Thoughts on the Recent Community Building Workshops Run by Peter Block in South Africa
by Cathy Park
I recently relocated to Cape Town and some days I feel like I’m the only one who is alone in a café (trying not to get cappuccino froth on my upper lip) surrounded and excluded by warm huddles of chatting friends. This sense of isolation, however, can easily shift into a heartwarming connection by exchanging greetings with a neighbor, sharing a smile with the petrol attendant or having the waiter in the café down the road ask me if I’ll have the usual.
We are social animals and when those who we come across every day acknowledge our existence, we feel seen. Peter Block is a tall, wizardly-looking facilitator who has made it his life’s work to bring change into the world through consent and connectedness, by building communities one room at a time in which each person is seen and heard.
I attended his two-day Community Building workshop, co-facilitated and hosted by Symphonia in Cape Town. By teatime on the morning of the first day, through his self-deprecating wit and poetic turn of phrase, Peter Block had begun to make a roomful of strangers feel connected, laugh at ourselves and open our minds to the possibilities of community building.
I think that community weaving is a more apt description, as the process is a gradual plaiting together of the threads that bind us as humans, a weaving together of the myriad colours and textures we each bring to create the rich tapestry of social fabric. It’s about reminding us as humans in a room together that we are already connected through our blood, our bones, by the longings, the fears and the dreams that make us human.
The process that Peter Block shared with us begins with the design of the room, with small groups of three to four chairs scattered throughout. For Peter, the small group is the “unit of transformation and the container for the experience of belonging.”
The first invitation offered by the twinkly-eyed Peter Block was for us to share a crossroads we were facing in our lives with the group of people with whom we were seated. Sharing this with three strangers made us anxious yet we did it and within a short space of time, our small collection of strangers had become a warm, connected web.
As the day progressed, we had regular invitations to get into small groups of varying sizes, from pairs to five, and share our responses to questions posed by Peter. These questions were carefully chosen, and form an essential part of his community building work. In order to begin weaving communities that focus on possibility and strength, he believes the questions that bring people together are key. These questions come not from a deficiency mindset (i.e. what do you need so that I can help you?) but from gift mindedness (i.e. what gifts do we get from each other?), which is about recognizing that every community has what it needs within it to build itself.

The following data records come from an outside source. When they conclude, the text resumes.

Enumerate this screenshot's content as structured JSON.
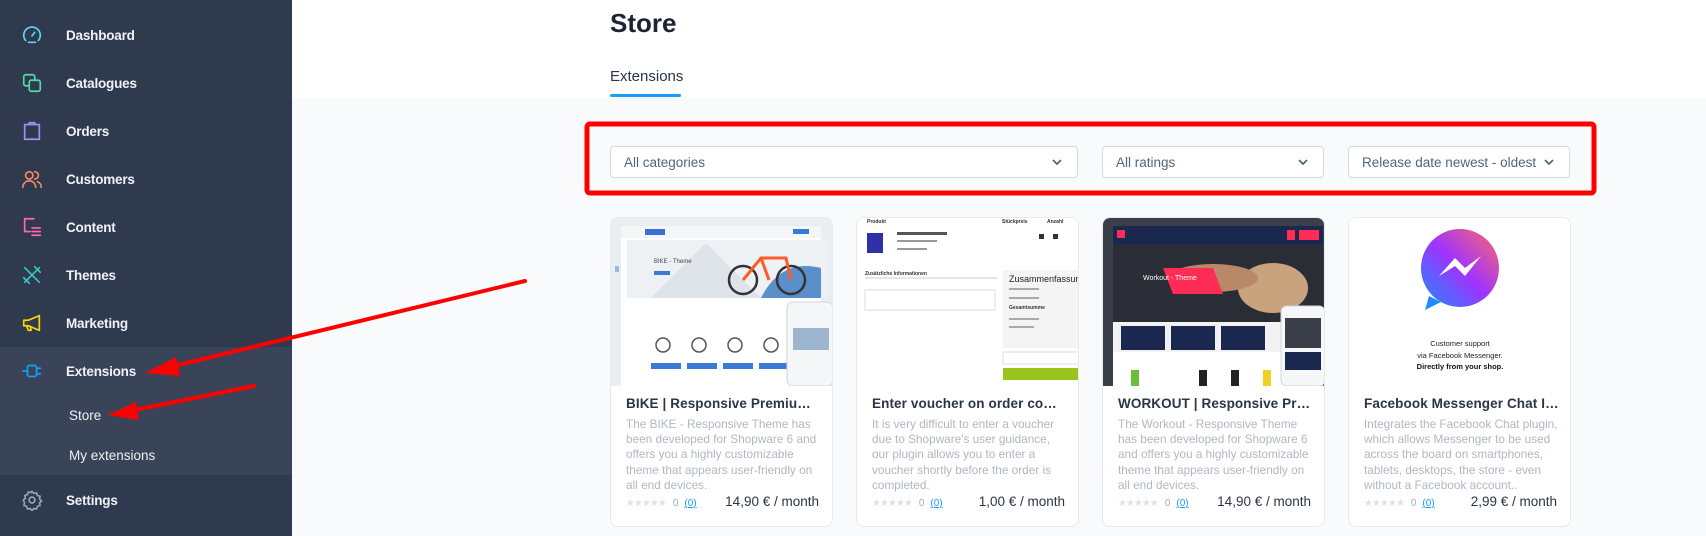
{
  "sidebar": {
    "items": [
      {
        "label": "Dashboard",
        "icon": "gauge-icon",
        "color": "#57d9f2"
      },
      {
        "label": "Catalogues",
        "icon": "catalogue-icon",
        "color": "#57d9a3"
      },
      {
        "label": "Orders",
        "icon": "shopping-bag-icon",
        "color": "#a092f0"
      },
      {
        "label": "Customers",
        "icon": "users-icon",
        "color": "#f88962"
      },
      {
        "label": "Content",
        "icon": "content-icon",
        "color": "#ff68b4"
      },
      {
        "label": "Themes",
        "icon": "paintbrush-icon",
        "color": "#3bc4c4"
      },
      {
        "label": "Marketing",
        "icon": "megaphone-icon",
        "color": "#ffd700"
      },
      {
        "label": "Extensions",
        "icon": "plug-icon",
        "color": "#189eff"
      },
      {
        "label": "Settings",
        "icon": "gear-icon",
        "color": "#9aa8b5"
      }
    ],
    "sub_items": [
      {
        "label": "Store"
      },
      {
        "label": "My extensions"
      }
    ]
  },
  "header": {
    "title": "Store",
    "tabs": [
      {
        "label": "Extensions",
        "active": true
      }
    ]
  },
  "filters": {
    "category": "All categories",
    "rating": "All ratings",
    "sort": "Release date newest - oldest"
  },
  "cards": [
    {
      "title": "BIKE | Responsive Premium T...",
      "description": "The BIKE - Responsive Theme has been developed for Shopware 6 and offers you a highly customizable theme that appears user-friendly on all end devices.",
      "rating": "0",
      "review_count": "(0)",
      "price": "14,90 € / month",
      "thumb_text": "BIKE - Theme"
    },
    {
      "title": "Enter voucher on order comp...",
      "description": "It is very difficult to enter a voucher due to Shopware's user guidance, our plugin allows you to enter a voucher shortly before the order is completed.",
      "rating": "0",
      "review_count": "(0)",
      "price": "1,00 € / month",
      "thumb_labels": {
        "col1": "Produkt",
        "col2": "Stückpreis",
        "col3": "Anzahl",
        "info": "Zusätzliche Informationen",
        "summary": "Zusammenfassung",
        "total": "Gesamtsumme"
      }
    },
    {
      "title": "WORKOUT | Responsive Prem...",
      "description": "The Workout - Responsive Theme has been developed for Shopware 6 and offers you a highly customizable theme that appears user-friendly on all end devices.",
      "rating": "0",
      "review_count": "(0)",
      "price": "14,90 € / month",
      "thumb_text": "Workout - Theme"
    },
    {
      "title": "Facebook Messenger Chat Int...",
      "description": "Integrates the Facebook Chat plugin, which allows Messenger to be used across the board on smartphones, tablets, desktops, the store - even without a Facebook account..",
      "rating": "0",
      "review_count": "(0)",
      "price": "2,99 € / month",
      "thumb_lines": [
        "Customer support",
        "via Facebook Messenger.",
        "Directly from your shop."
      ]
    }
  ],
  "colors": {
    "accent": "#189eff",
    "sidebar_bg": "#303a4f",
    "annotation": "#ff0000"
  }
}
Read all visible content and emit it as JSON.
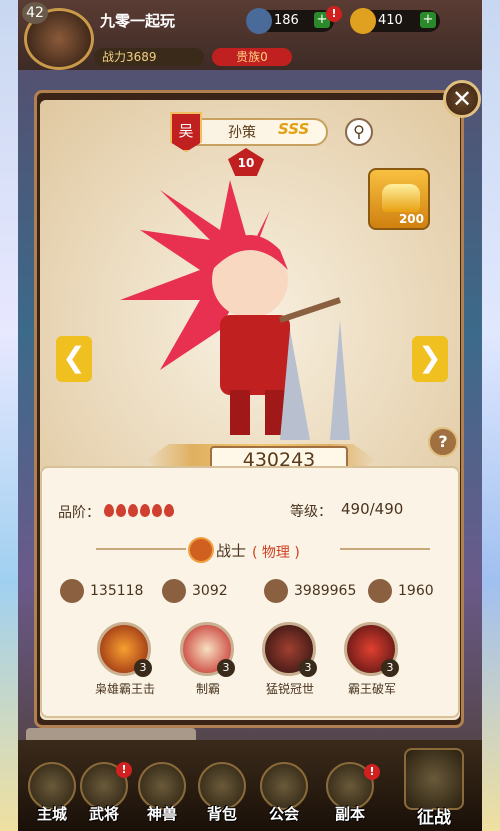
{
  "top": {
    "level": "42",
    "player_name": "九零一起玩",
    "power": "战力3689",
    "noble": "贵族0",
    "res1": "186",
    "res2": "410"
  },
  "panel": {
    "kingdom": "吴",
    "hero_name": "孙策",
    "rank": "SSS",
    "star_level": "10",
    "gold_amount": "200",
    "power_value": "430243",
    "quality_label": "品阶：",
    "level_label": "等级：",
    "level_value": "490/490",
    "class_name": "战士",
    "class_type": "( 物理 )",
    "stats": [
      "135118",
      "3092",
      "3989965",
      "1960"
    ],
    "skills": [
      {
        "name": "枭雄霸王击",
        "level": "3"
      },
      {
        "name": "制霸",
        "level": "3"
      },
      {
        "name": "猛锐冠世",
        "level": "3"
      },
      {
        "name": "霸王破军",
        "level": "3"
      }
    ]
  },
  "nav": [
    "主城",
    "武将",
    "神兽",
    "背包",
    "公会",
    "副本",
    "征战"
  ],
  "colors": {
    "accent": "#c02020",
    "gold": "#f0c020",
    "card": "#fbf4e6"
  }
}
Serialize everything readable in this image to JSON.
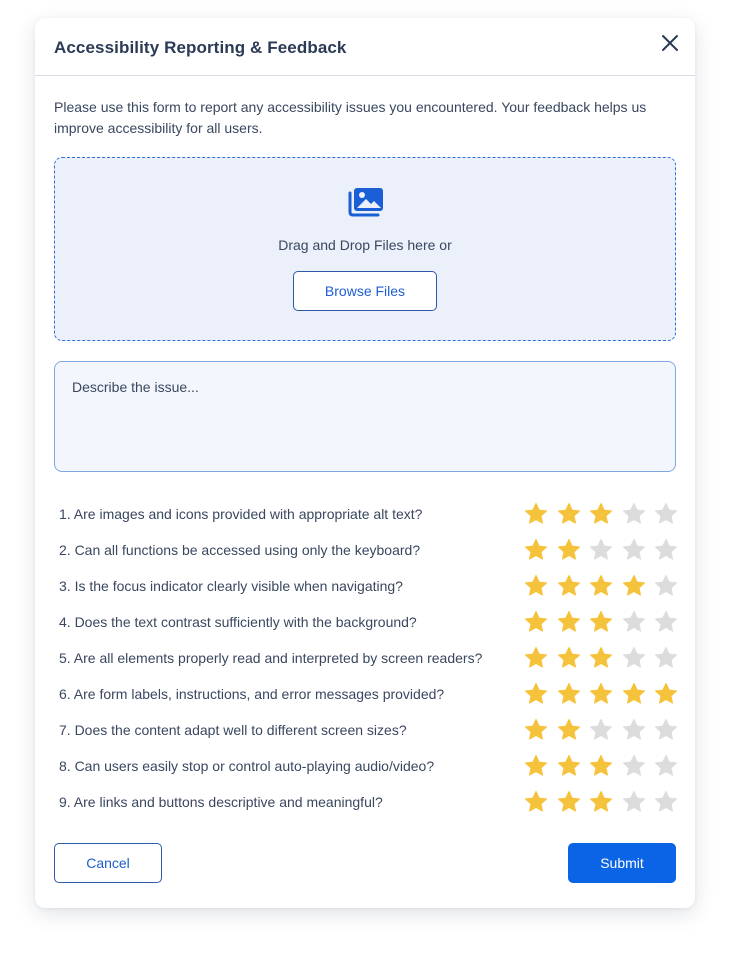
{
  "dialog": {
    "title": "Accessibility Reporting & Feedback",
    "intro": "Please use this form to report any accessibility issues you encountered. Your feedback helps us improve accessibility for all users."
  },
  "upload": {
    "icon": "image-gallery-icon",
    "prompt": "Drag and Drop Files here or",
    "browse_label": "Browse Files"
  },
  "issue": {
    "placeholder": "Describe the issue...",
    "value": ""
  },
  "rating_max": 5,
  "colors": {
    "star_filled": "#F5C33B",
    "star_empty": "#DCDCDC",
    "accent": "#0B63E5"
  },
  "questions": [
    {
      "text": "1. Are images and icons provided with appropriate alt text?",
      "rating": 3
    },
    {
      "text": "2. Can all functions be accessed using only the keyboard?",
      "rating": 2
    },
    {
      "text": "3. Is the focus indicator clearly visible when navigating?",
      "rating": 4
    },
    {
      "text": "4. Does the text contrast sufficiently with the background?",
      "rating": 3
    },
    {
      "text": "5. Are all elements properly read and interpreted by screen readers?",
      "rating": 3
    },
    {
      "text": "6. Are form labels, instructions, and error messages provided?",
      "rating": 5
    },
    {
      "text": "7. Does the content adapt well to different screen sizes?",
      "rating": 2
    },
    {
      "text": "8. Can users easily stop or control auto-playing audio/video?",
      "rating": 3
    },
    {
      "text": "9. Are links and buttons descriptive and meaningful?",
      "rating": 3
    }
  ],
  "footer": {
    "cancel_label": "Cancel",
    "submit_label": "Submit"
  }
}
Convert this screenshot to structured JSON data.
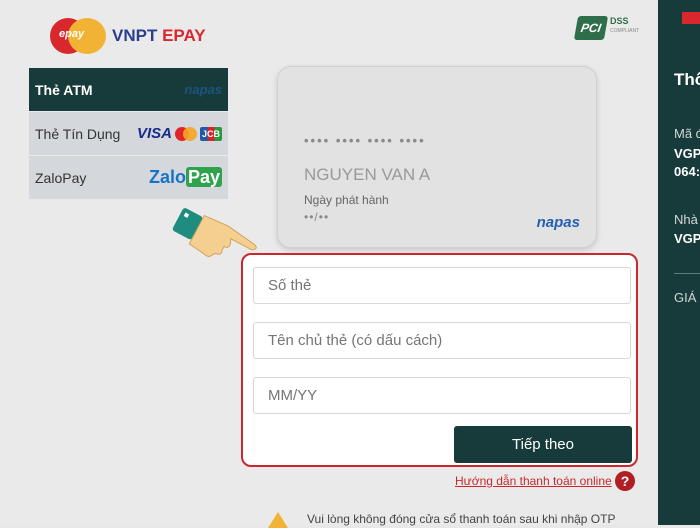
{
  "brand": {
    "logo_mark_text": "epay",
    "name_primary": "VNPT ",
    "name_accent": "EPAY"
  },
  "pci": {
    "mark": "PCI",
    "label": "DSS",
    "sub": "COMPLIANT"
  },
  "tabs": [
    {
      "label": "Thẻ ATM",
      "logo": "napas"
    },
    {
      "label": "Thẻ Tín Dụng",
      "logo_visa": "VISA",
      "logo_jcb": "JCB"
    },
    {
      "label": "ZaloPay",
      "logo_zalo": "Zalo",
      "logo_pay": "Pay"
    }
  ],
  "card_preview": {
    "number": "•••• •••• •••• ••••",
    "holder": "NGUYEN VAN A",
    "issue_label": "Ngày phát hành",
    "issue_date": "••/••",
    "network": "napas"
  },
  "form": {
    "card_number_placeholder": "Số thẻ",
    "holder_placeholder": "Tên chủ thẻ (có dấu cách)",
    "date_placeholder": "MM/YY",
    "submit_label": "Tiếp theo"
  },
  "help_link": "Hướng dẫn thanh toán online",
  "help_icon": "?",
  "warning": "Vui lòng không đóng cửa sổ thanh toán sau khi nhập OTP",
  "side_panel": {
    "heading": "Thô",
    "label_1": "Mã đ",
    "value_1a": "VGP",
    "value_1b": "064:",
    "label_2": "Nhà",
    "value_2": "VGP",
    "label_3": "GIÁ"
  },
  "colors": {
    "primary": "#173b3a",
    "accent": "#c8282e",
    "brand_blue": "#2a3f8f"
  },
  "icons": [
    "pointing-hand-icon",
    "question-icon",
    "warning-icon",
    "vietnam-flag-icon"
  ]
}
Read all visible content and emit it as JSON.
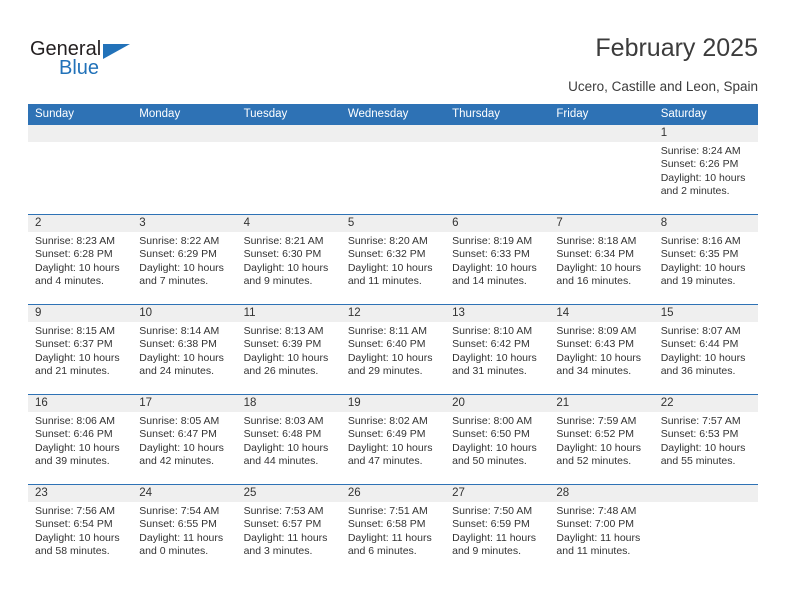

Attending this workshop made me retrace and affirm my own development as a facilitator and community builder. My work has taken me to youth centers, corporate meeting rooms, prisons and inner city classrooms. In my work with young adults, business people, artists and juvenile offenders, I put them into small groups, and devise questions that invite them to talk to each other about their lives, their art, their businesses, their dreams. My focus is to help those in the room recognize their wealth: of experience, of strengths, of skills and resilience within them so that they can use this often eye-opening insight to make different choices and take their lives in new directions.
As the facilitator, my work is a delicate dance of stepping aside as much as I can without abdicating my role. My role is to create the space and bring the questions that will help the people in the room let their masks drop – whether of tough criminal, groomed bank manager or struggling artist – and connect with themselves and each other.
Over the years, my practice has evolved from the self-important notion that I was quite central to the process, to embodying more the true meaning of “facilitator,” from the French word “faciliter”meaning “to make easy or easier.” In other words, I see my role now as making it easier for people to inhabit the space and begin weaving the web that brings us together and creates a strong base for us to make new choices. This is what it is to build community: it is humans in a room listening, sharing, and weaving the connecting threads amongst one another to create a living tapestry of social fabric.
As Peter Block says: “Social fabric is created one room at a time, the one we are in at the moment.”